What we are all about...

It is the goal of Fields of Learning to make this program available to every student in Ohio who 

attends a school that fields a football team.  Announcements will emphasize that this

 is in no way limited to the various groups of direct participants in high school football.  

And furthermore, it will be emphasized that the scholarship money can be used for any 

reasonable type of continuing education, and not limited to attending college.  

With the intent of getting more personally in touch with the communites and school districts,

the founders have made a committment to visit each one of the approximately 

725 football-playing high schools in Ohio, and to photograph every school and football field. 

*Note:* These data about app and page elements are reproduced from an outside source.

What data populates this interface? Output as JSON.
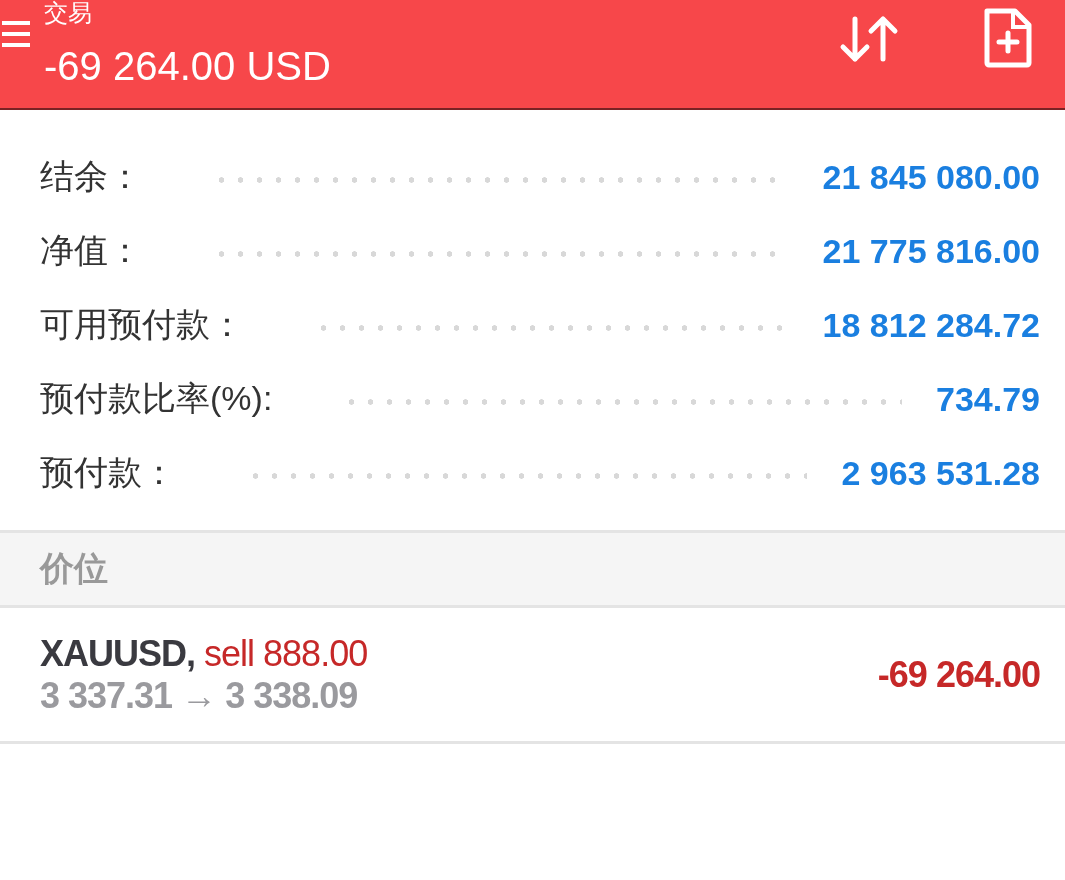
{
  "header": {
    "title": "交易",
    "amount": "-69 264.00 USD"
  },
  "summary": [
    {
      "label": "结余：",
      "value": "21 845 080.00"
    },
    {
      "label": "净值：",
      "value": "21 775 816.00"
    },
    {
      "label": "可用预付款：",
      "value": "18 812 284.72"
    },
    {
      "label": "预付款比率(%):",
      "value": "734.79"
    },
    {
      "label": "预付款：",
      "value": "2 963 531.28"
    }
  ],
  "section": {
    "title": "价位"
  },
  "positions": [
    {
      "symbol": "XAUUSD,",
      "side": "sell 888.00",
      "prices": "3 337.31 → 3 338.09",
      "profit": "-69 264.00"
    }
  ]
}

Though obviously a daunting and time-consuming endeavor, the outings to find and photograph 

schools are proving to be memorable and enjoyable family outings.  In April, 2014 we completed the school visits and celebrated as we snapped the photograph of

Manchester High School along the Ohio River in Southern Ohio.  Since then, 9 additional schools have taken up football, all of which have been visited and photographed as of January, 2017.

After our initial 14 years of awarding scholarships,it is impossible to predict whether it will remain a small family 

endeavor, or take root and become something much larger.  Among former #1 New York Times 

bestsellers are books comprised of collections of personal stories, like Chicken Soup for the Soul 

by Jack Canfield and Mark Victor Hansen and The Right Words at the Right Time by Marlo 

Thomas and Friends.  An idea for the future is to publish a book consisting of a collection of 

Fields of Learning essays.  The royalties from book sales would then help fund Fields of Learning 

for future generations.

Together, we have come to understand the importance of pausing to reflect on what happens in life and to appreciate the lessons we have learned.  Great benefit comes from committing our thoughts and feelings to writing.